The Turlock Unified School District Board of Trustees voted to transition from odd to even year elections Tuesday, effectively postponing what would have been the next Board member election in November to 2018. While a majority of the Board approved the change that aims to increase voter turnout, two trustees who voiced their intent during the Feb. 7 meeting to not seek reelection in 2017 voted against the change.
This move comes as a result of Senate Bill 415, which requires school districts to hold elections on even years (at the same time as statewide elections) if holding an election on odd years has previously resulted in a significant decrease in voter turnout – 25 percent less than the average voter turnout for the previous four statewide elections.
Attorney Mike Smith provided voter data from the Registrar of Voters to Trustees Tuesday that compared the 2013 odd year election to the four previous statewide elections in 2010 and 2012. The voter turnout percentage difference was 27 percent in Trustee Area 2 and 29 percent in Trustee Area 6.
“These two trustee areas — using 2013 data — would say that you must make the move,” said Smith.
Smith also provided Trustees with data comparing the 2015 odd year election to four state elections in 2012 and 2014, however, this information presented an “unanswered legal question” as all four trustee areas up for election were uncontested. For example, looking at data for Trustee Area 1 showed that the district had no voter turnout in 2015 compared to the 45 percent average voter turnout from the four statewide elections.
“Does Trustee Area 1 have a 45 percent differential or do you have to throw that out?,” asked Smith.
Smith said that taking into consideration this data from the Registrar of Voters, it is likely that Turlock Unified would have been compelled to make the move from odd to even year elections. Whether or not the District is mandated to move to even year elections, however, remains unclear due to absence of data from the 2016 election and the lack of certainty regarding how to calculate voter turnout when there is an uncontested election.
“Your resolution allows you to go from odd to even, even if the data doesn’t compel it, because it’s basically saying we think this is in the best interest of the community because we’re going to increase voter participation by moving to the statewide general election process,” said Smith.

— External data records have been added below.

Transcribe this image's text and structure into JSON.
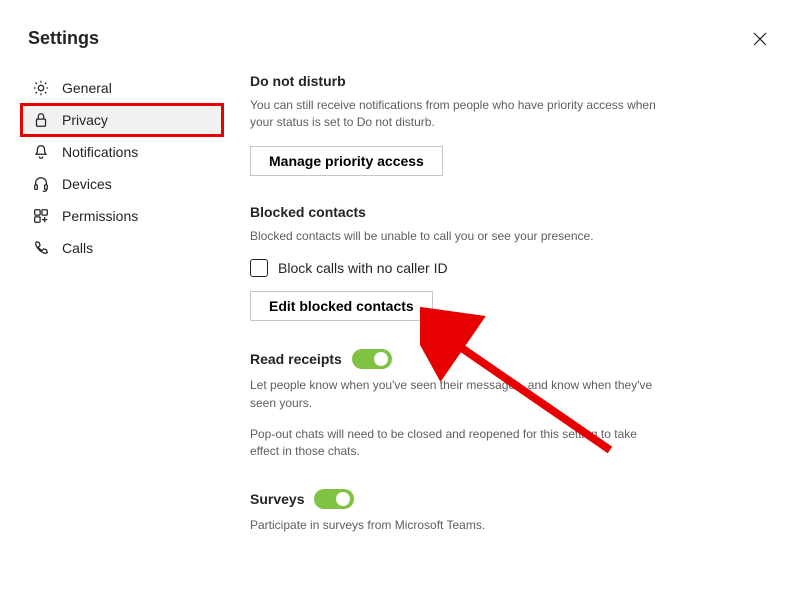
{
  "header": {
    "title": "Settings"
  },
  "sidebar": {
    "general": "General",
    "privacy": "Privacy",
    "notifications": "Notifications",
    "devices": "Devices",
    "permissions": "Permissions",
    "calls": "Calls"
  },
  "dnd": {
    "title": "Do not disturb",
    "desc": "You can still receive notifications from people who have priority access when your status is set to Do not disturb.",
    "button": "Manage priority access"
  },
  "blocked": {
    "title": "Blocked contacts",
    "desc": "Blocked contacts will be unable to call you or see your presence.",
    "checkbox_label": "Block calls with no caller ID",
    "button": "Edit blocked contacts"
  },
  "read_receipts": {
    "title": "Read receipts",
    "desc1": "Let people know when you've seen their messages, and know when they've seen yours.",
    "desc2": "Pop-out chats will need to be closed and reopened for this setting to take effect in those chats."
  },
  "surveys": {
    "title": "Surveys",
    "desc": "Participate in surveys from Microsoft Teams."
  }
}
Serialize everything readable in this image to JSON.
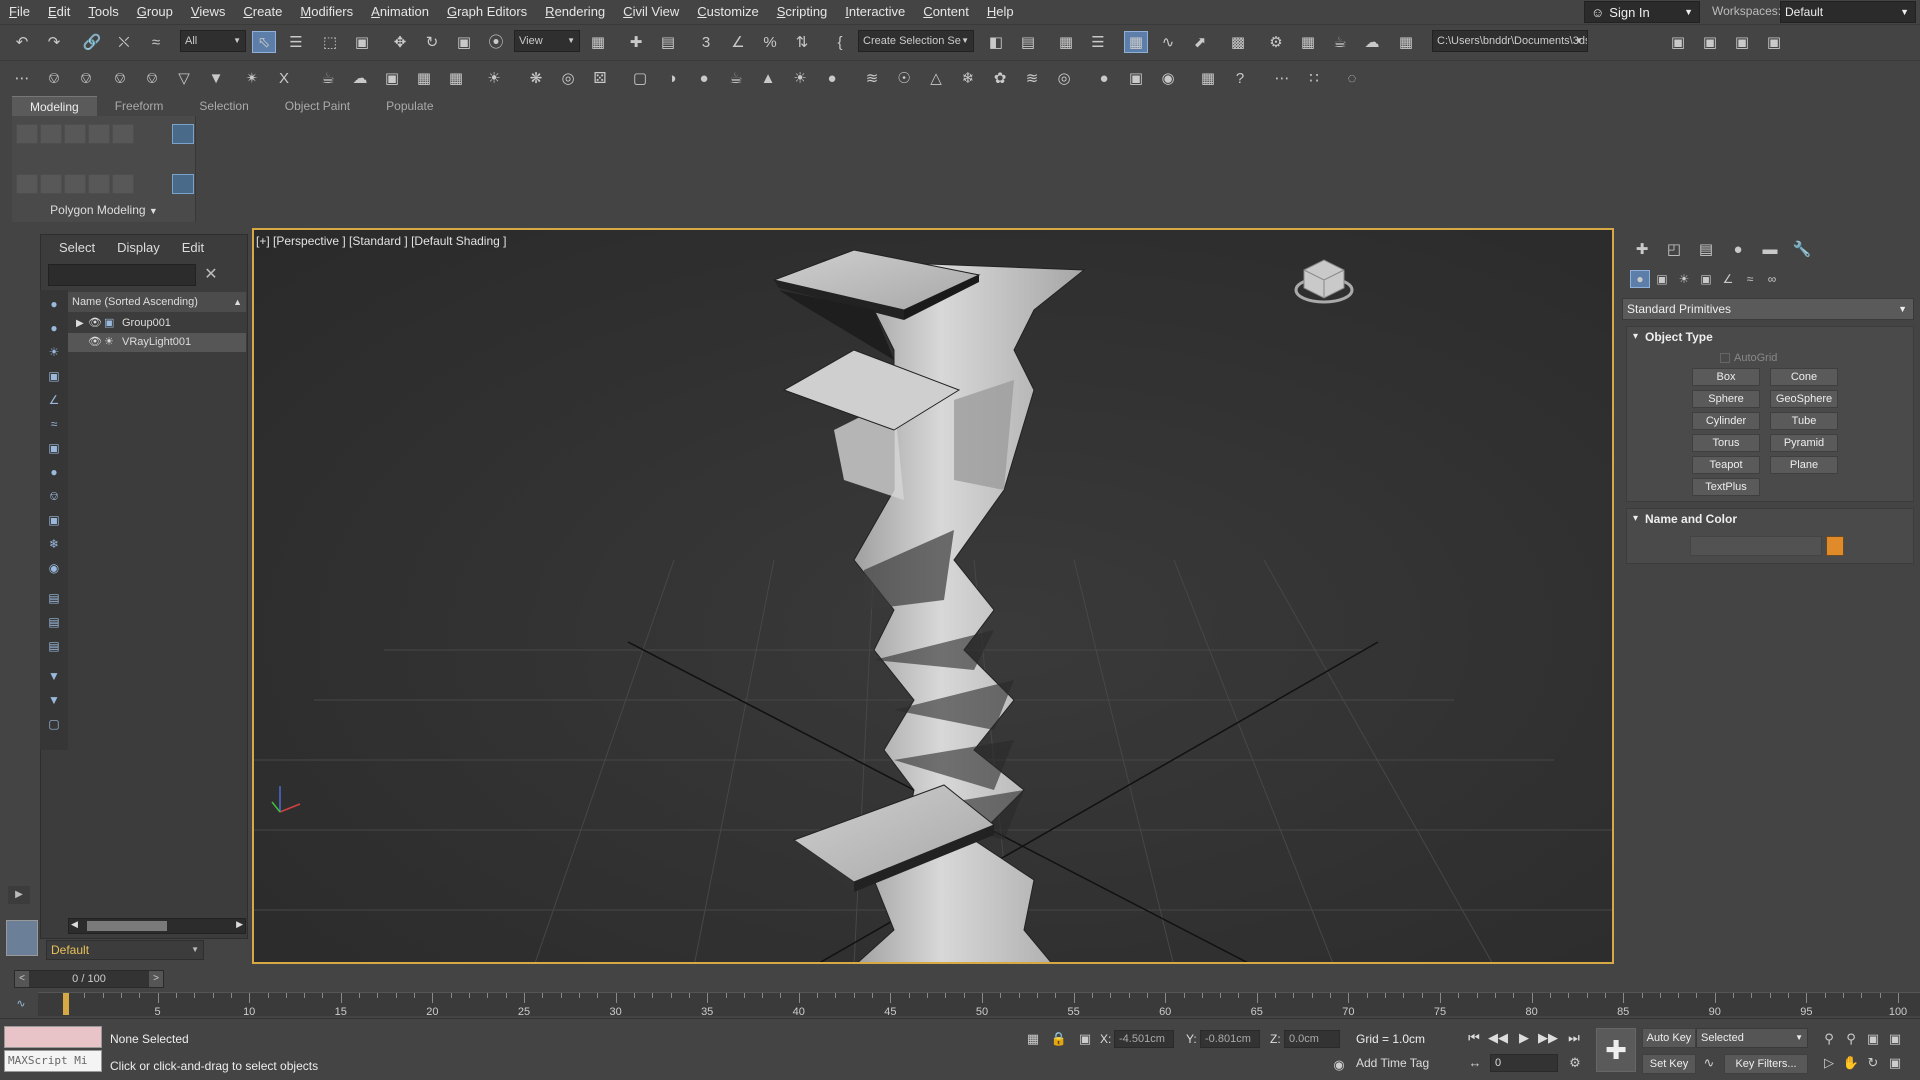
{
  "menu": [
    "File",
    "Edit",
    "Tools",
    "Group",
    "Views",
    "Create",
    "Modifiers",
    "Animation",
    "Graph Editors",
    "Rendering",
    "Civil View",
    "Customize",
    "Scripting",
    "Interactive",
    "Content",
    "Help"
  ],
  "sign_in": "Sign In",
  "workspaces": {
    "label": "Workspaces:",
    "value": "Default"
  },
  "toolbar": {
    "filter": "All",
    "ref_coord": "View",
    "selection_set": "Create Selection Se",
    "path": "C:\\Users\\bnddr\\Documents\\3ds Max 2020"
  },
  "ribbon": {
    "tabs": [
      "Modeling",
      "Freeform",
      "Selection",
      "Object Paint",
      "Populate"
    ],
    "active_tab": "Modeling",
    "panel_label": "Polygon Modeling"
  },
  "scene_explorer": {
    "menus": [
      "Select",
      "Display",
      "Edit"
    ],
    "column_header": "Name (Sorted Ascending)",
    "items": [
      {
        "name": "Group001"
      },
      {
        "name": "VRayLight001"
      }
    ]
  },
  "layer": "Default",
  "viewport": {
    "label": "[+] [Perspective ] [Standard ] [Default Shading ]"
  },
  "command_panel": {
    "category": "Standard Primitives",
    "object_type_title": "Object Type",
    "autogrid": "AutoGrid",
    "primitives": [
      "Box",
      "Cone",
      "Sphere",
      "GeoSphere",
      "Cylinder",
      "Tube",
      "Torus",
      "Pyramid",
      "Teapot",
      "Plane",
      "TextPlus"
    ],
    "name_color_title": "Name and Color",
    "color": "#e08a2a"
  },
  "timeline": {
    "slider": "0 / 100",
    "ticks": [
      "5",
      "10",
      "15",
      "20",
      "25",
      "30",
      "35",
      "40",
      "45",
      "50",
      "55",
      "60",
      "65",
      "70",
      "75",
      "80",
      "85",
      "90",
      "95",
      "100"
    ]
  },
  "status": {
    "maxscript": "MAXScript Mi",
    "selection": "None Selected",
    "hint": "Click or click-and-drag to select objects",
    "x_label": "X:",
    "x": "-4.501cm",
    "y_label": "Y:",
    "y": "-0.801cm",
    "z_label": "Z:",
    "z": "0.0cm",
    "grid": "Grid = 1.0cm",
    "add_time_tag": "Add Time Tag",
    "frame": "0",
    "auto_key": "Auto Key",
    "set_key": "Set Key",
    "key_mode": "Selected",
    "key_filters": "Key Filters..."
  }
}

Following Tuesday’s adoption, the District must now submit a resolution by March 12 to the County Board of Supervisors, who will vote sometime in May or June whether or not to approve the resolution and finalize the transition.
In June or August, the Board will make a provisional appointment for Trustee Jennifer Carter, who announced during the Feb. 7 meeting that she would most likely be resigning in the early summer due to a job change. In the period between December and next February, the Board might also have to find a provisional appointment for Trustee Bob Weaver after he said that he was thinking of serving out his current term, set to expire at the end of the year, and probably would not seek reelection.
The announcements by Carter and Weaver led to a discussion of changing the make-up of the Board of Trustees during the Feb. 7 meeting and trustees continued that conversation Tuesday as they received more information regarding the transition process from a seven to five-member Board.
Board Chair Barney Gordon voiced his opposition to moving to a five-member Board immediately.
“It’s not a decision to be taken lightly,” said Gordon. “I think it would require a considerable amount of discussion and consultation with the community. From the work that Mr. Smith has done, it has shown me that that is simply not an option to us. I don’t think it would be appropriate.”
The reduction of Board membership from seven members to five members is a multi-step process involving the coordination and agreement from the Board, County Committee on School District Organization and State Board of Education. The District will also have to hire a demographer as a Board reduction will also require the redrawing of trustee areas.
Smith said that the first step would be to initiate the process on the District level, which would mean adopting a resolution signaling intent to reduce membership and engaging a demographer. The second step would require the Board to hold at least five public hearings: two on the potential map composition, two to review the proposed maps and one to choose and approve a proposed map. For the third step, the District must submit their resolution to the County Committee addressing the Board reduction and chosen map. The committee will then hold a hearing and vote to approve and deny the resolution.
Smith said that if the County Committee approves the District’s proposal to decrease Board membership, the District must hold an election to seek voter approval of the change. However, the District has the option of seeking a waiver from the SBE, which Smith said is a faster process and more cost-efficient.
“That’s the process that we would be recommending,” said Smith.
If the Board were to opt for a waiver from the SBE, Smith said that they will first have to follow certain procedural steps, including hosting another public hearing to gain input on whether or not the District should waive its duty to seek voter approval of the change and submitting a waiver request to the SBE, which will hold a hearing of their own.
“It’s not complicated, it just takes a little time,” said Smith.
If the SBE approves the waiver, the Board will adopt a final resolution and the change will be implemented at the next board member election. If the SBE does not approve the waiver, however, the proposed board member reduction and trustee area rearranging will be placed on the ballot at the next succeeding board election
The Board did not take any action Tuesday regarding the possible reduction from a seven to five-member board, but expressed interest in continuing discussions in the future.